***** Given data
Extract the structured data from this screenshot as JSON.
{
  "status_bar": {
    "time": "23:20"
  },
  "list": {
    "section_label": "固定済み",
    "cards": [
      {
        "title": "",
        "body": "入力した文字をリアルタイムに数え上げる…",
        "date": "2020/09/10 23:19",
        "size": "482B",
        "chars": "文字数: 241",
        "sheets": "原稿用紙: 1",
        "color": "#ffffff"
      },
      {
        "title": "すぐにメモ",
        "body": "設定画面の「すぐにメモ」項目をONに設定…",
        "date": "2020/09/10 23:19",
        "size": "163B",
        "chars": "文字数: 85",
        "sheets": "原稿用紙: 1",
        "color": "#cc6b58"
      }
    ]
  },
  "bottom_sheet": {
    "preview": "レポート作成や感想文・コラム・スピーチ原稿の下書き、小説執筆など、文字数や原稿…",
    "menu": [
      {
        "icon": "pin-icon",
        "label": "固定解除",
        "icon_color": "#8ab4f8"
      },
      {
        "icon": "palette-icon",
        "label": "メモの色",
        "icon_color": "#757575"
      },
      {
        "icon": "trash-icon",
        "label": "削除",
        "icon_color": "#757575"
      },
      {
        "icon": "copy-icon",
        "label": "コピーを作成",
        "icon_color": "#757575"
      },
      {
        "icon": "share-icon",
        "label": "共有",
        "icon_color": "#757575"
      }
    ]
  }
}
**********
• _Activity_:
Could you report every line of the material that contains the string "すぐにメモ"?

• _Expected output_:
        "title": "すぐにメモ",
        "body": "設定画面の「すぐにメモ」項目をONに設定…",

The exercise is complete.